What you are asked to do -
Reproduce exactly the lines below, starting at the line that contains "Decode this image" and ending with the last line of the records, both included; leave out any pictures.

(Website and app data records)
• • • •

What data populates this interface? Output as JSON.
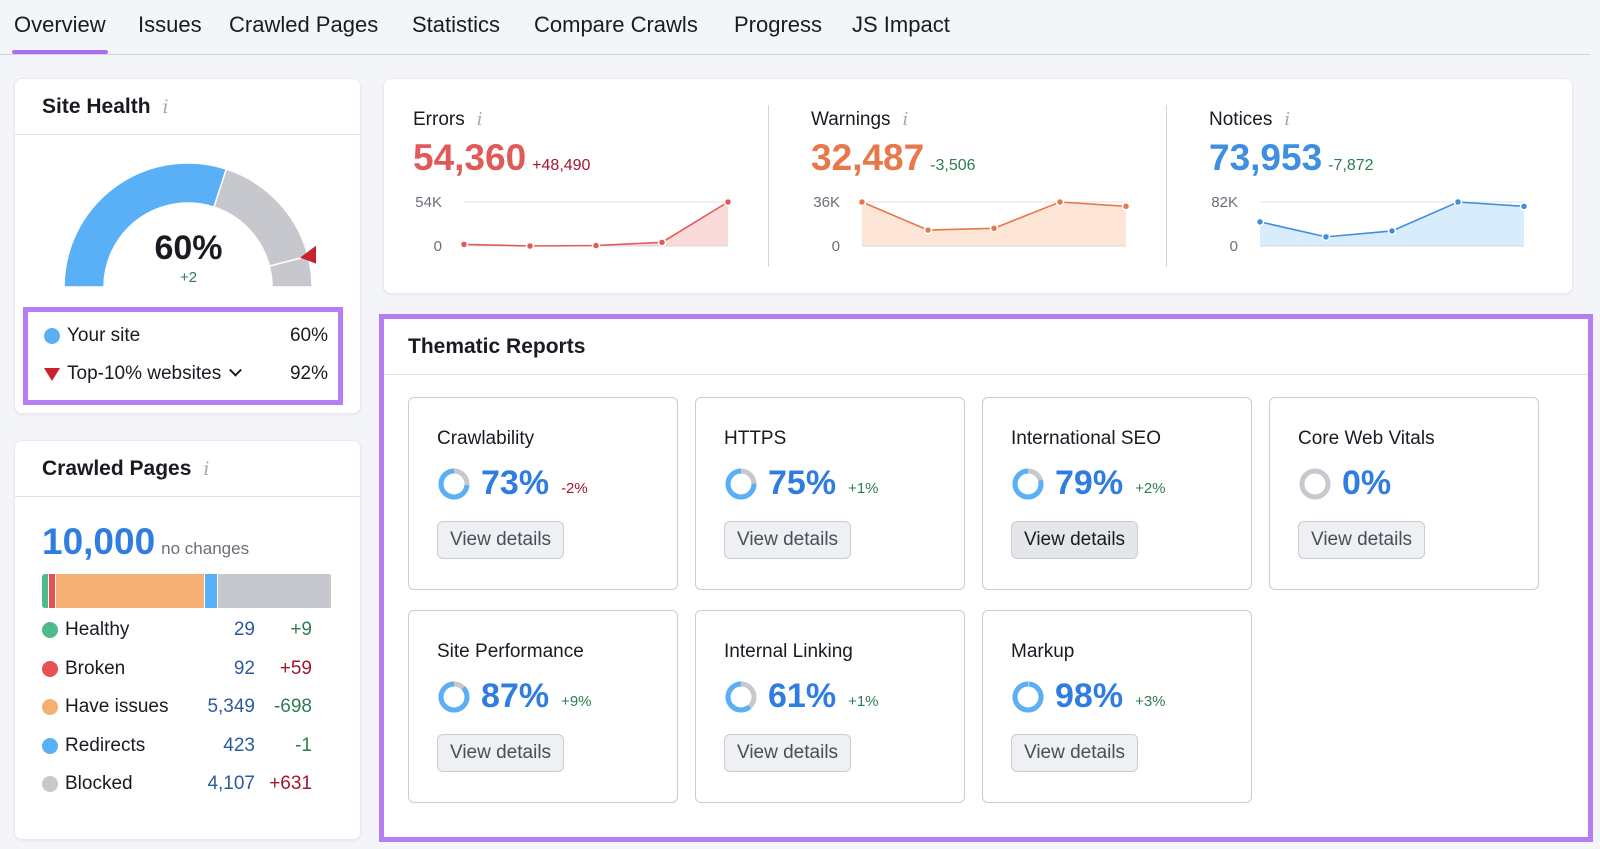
{
  "tabs": [
    {
      "label": "Overview",
      "active": true
    },
    {
      "label": "Issues"
    },
    {
      "label": "Crawled Pages"
    },
    {
      "label": "Statistics"
    },
    {
      "label": "Compare Crawls"
    },
    {
      "label": "Progress"
    },
    {
      "label": "JS Impact"
    }
  ],
  "site_health": {
    "title": "Site Health",
    "info_icon": "i",
    "value": "60%",
    "value_fraction": 0.6,
    "delta": "+2",
    "top10_fraction": 0.92,
    "legend": [
      {
        "label": "Your site",
        "value": "60%",
        "color": "#59b0f6",
        "marker": "dot"
      },
      {
        "label": "Top-10% websites",
        "value": "92%",
        "color": "#c8202e",
        "marker": "triangle",
        "dropdown": true
      }
    ]
  },
  "crawled_pages": {
    "title": "Crawled Pages",
    "info_icon": "i",
    "total": "10,000",
    "total_note": "no changes",
    "rows": [
      {
        "label": "Healthy",
        "value": "29",
        "change": "+9",
        "change_tone": "good",
        "color": "#4fbb8a",
        "share": 0.0029
      },
      {
        "label": "Broken",
        "value": "92",
        "change": "+59",
        "change_tone": "bad",
        "color": "#e85055",
        "share": 0.0092
      },
      {
        "label": "Have issues",
        "value": "5,349",
        "change": "-698",
        "change_tone": "good",
        "color": "#f3b072",
        "share": 0.5349
      },
      {
        "label": "Redirects",
        "value": "423",
        "change": "-1",
        "change_tone": "good",
        "color": "#59b0f6",
        "share": 0.0423
      },
      {
        "label": "Blocked",
        "value": "4,107",
        "change": "+631",
        "change_tone": "bad",
        "color": "#c6c8cd",
        "share": 0.4107
      }
    ]
  },
  "issues": [
    {
      "label": "Errors",
      "value": "54,360",
      "delta": "+48,490",
      "delta_tone": "bad",
      "color": "#e05a5a",
      "fill": "#fbdada",
      "ymax_label": "54K",
      "ymin_label": "0",
      "ymax": 54000,
      "points": [
        2000,
        0,
        600,
        4500,
        54360
      ]
    },
    {
      "label": "Warnings",
      "value": "32,487",
      "delta": "-3,506",
      "delta_tone": "good",
      "color": "#e8774a",
      "fill": "#fde6d8",
      "ymax_label": "36K",
      "ymin_label": "0",
      "ymax": 36000,
      "points": [
        36000,
        13000,
        14500,
        36000,
        32487
      ]
    },
    {
      "label": "Notices",
      "value": "73,953",
      "delta": "-7,872",
      "delta_tone": "good",
      "color": "#3d8fe0",
      "fill": "#d9ecfc",
      "ymax_label": "82K",
      "ymin_label": "0",
      "ymax": 82000,
      "points": [
        45000,
        17000,
        28000,
        82000,
        73953
      ]
    }
  ],
  "thematic": {
    "title": "Thematic Reports",
    "reports": [
      {
        "title": "Crawlability",
        "score": "73%",
        "fraction": 0.73,
        "delta": "-2%",
        "delta_tone": "bad",
        "button": "View details"
      },
      {
        "title": "HTTPS",
        "score": "75%",
        "fraction": 0.75,
        "delta": "+1%",
        "delta_tone": "good",
        "button": "View details"
      },
      {
        "title": "International SEO",
        "score": "79%",
        "fraction": 0.79,
        "delta": "+2%",
        "delta_tone": "good",
        "button": "View details",
        "hover": true
      },
      {
        "title": "Core Web Vitals",
        "score": "0%",
        "fraction": 0,
        "delta": "",
        "delta_tone": "good",
        "button": "View details"
      },
      {
        "title": "Site Performance",
        "score": "87%",
        "fraction": 0.87,
        "delta": "+9%",
        "delta_tone": "good",
        "button": "View details"
      },
      {
        "title": "Internal Linking",
        "score": "61%",
        "fraction": 0.61,
        "delta": "+1%",
        "delta_tone": "good",
        "button": "View details"
      },
      {
        "title": "Markup",
        "score": "98%",
        "fraction": 0.98,
        "delta": "+3%",
        "delta_tone": "good",
        "button": "View details"
      }
    ]
  }
}
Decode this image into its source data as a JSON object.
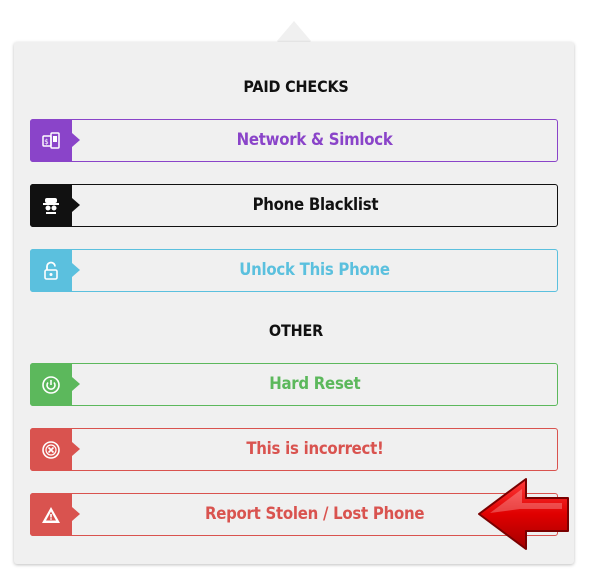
{
  "sections": {
    "paid_title": "PAID CHECKS",
    "other_title": "OTHER"
  },
  "buttons": [
    {
      "label": "Network & Simlock",
      "icon": "sim-card-icon",
      "color": "#8a44c9"
    },
    {
      "label": "Phone Blacklist",
      "icon": "blacklist-spy-icon",
      "color": "#111111"
    },
    {
      "label": "Unlock This Phone",
      "icon": "unlock-padlock-icon",
      "color": "#5bc0de"
    },
    {
      "label": "Hard Reset",
      "icon": "power-reset-icon",
      "color": "#5cb85c"
    },
    {
      "label": "This is incorrect!",
      "icon": "error-x-circle-icon",
      "color": "#d9534f"
    },
    {
      "label": "Report Stolen / Lost Phone",
      "icon": "warning-triangle-icon",
      "color": "#d9534f"
    }
  ],
  "annotation": {
    "icon": "red-arrow-pointer-icon",
    "color": "#cc0000"
  }
}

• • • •

Expected output -
Decode this image into its source data as a JSON object.
{
  "sections": {
    "paid_title": "PAID CHECKS",
    "other_title": "OTHER"
  },
  "buttons": [
    {
      "label": "Network & Simlock",
      "icon": "sim-card-icon",
      "color": "#8a44c9"
    },
    {
      "label": "Phone Blacklist",
      "icon": "blacklist-spy-icon",
      "color": "#111111"
    },
    {
      "label": "Unlock This Phone",
      "icon": "unlock-padlock-icon",
      "color": "#5bc0de"
    },
    {
      "label": "Hard Reset",
      "icon": "power-reset-icon",
      "color": "#5cb85c"
    },
    {
      "label": "This is incorrect!",
      "icon": "error-x-circle-icon",
      "color": "#d9534f"
    },
    {
      "label": "Report Stolen / Lost Phone",
      "icon": "warning-triangle-icon",
      "color": "#d9534f"
    }
  ],
  "annotation": {
    "icon": "red-arrow-pointer-icon",
    "color": "#cc0000"
  }
}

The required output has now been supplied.